Exercise goal: Where in the material does the word "basketball" appear? Copy each line that has it.

Records for the task:
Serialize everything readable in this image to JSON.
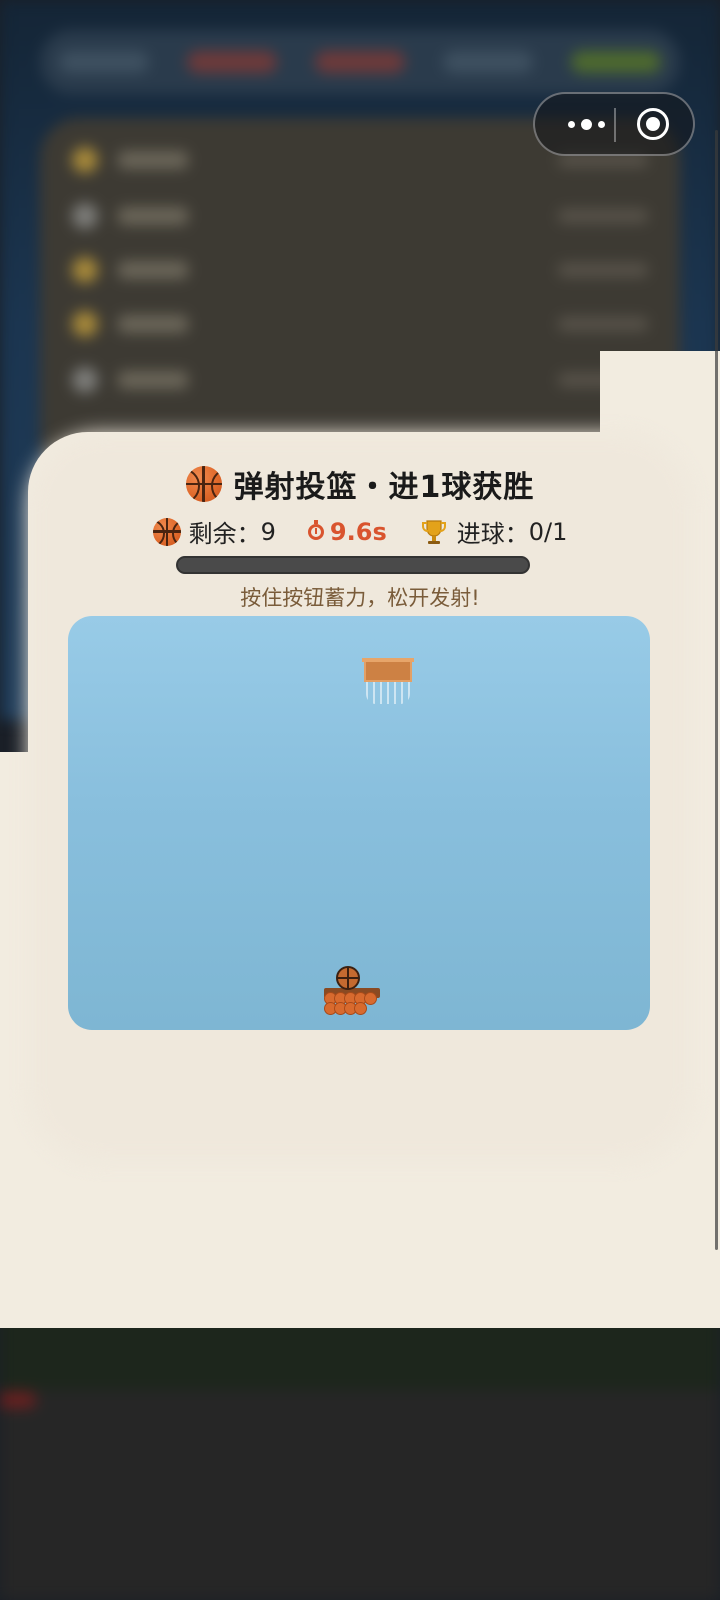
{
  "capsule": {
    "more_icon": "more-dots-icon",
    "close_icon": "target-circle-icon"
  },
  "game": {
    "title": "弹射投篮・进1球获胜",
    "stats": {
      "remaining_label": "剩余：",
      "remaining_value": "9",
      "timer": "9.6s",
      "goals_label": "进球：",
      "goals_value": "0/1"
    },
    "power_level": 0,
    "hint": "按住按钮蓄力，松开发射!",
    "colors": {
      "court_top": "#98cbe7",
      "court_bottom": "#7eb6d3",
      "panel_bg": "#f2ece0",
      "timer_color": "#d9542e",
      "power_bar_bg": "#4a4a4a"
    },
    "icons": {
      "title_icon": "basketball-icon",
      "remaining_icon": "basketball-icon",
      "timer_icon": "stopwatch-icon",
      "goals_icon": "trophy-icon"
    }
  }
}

Worked solution:
      "title_icon": "basketball-icon",
      "remaining_icon": "basketball-icon",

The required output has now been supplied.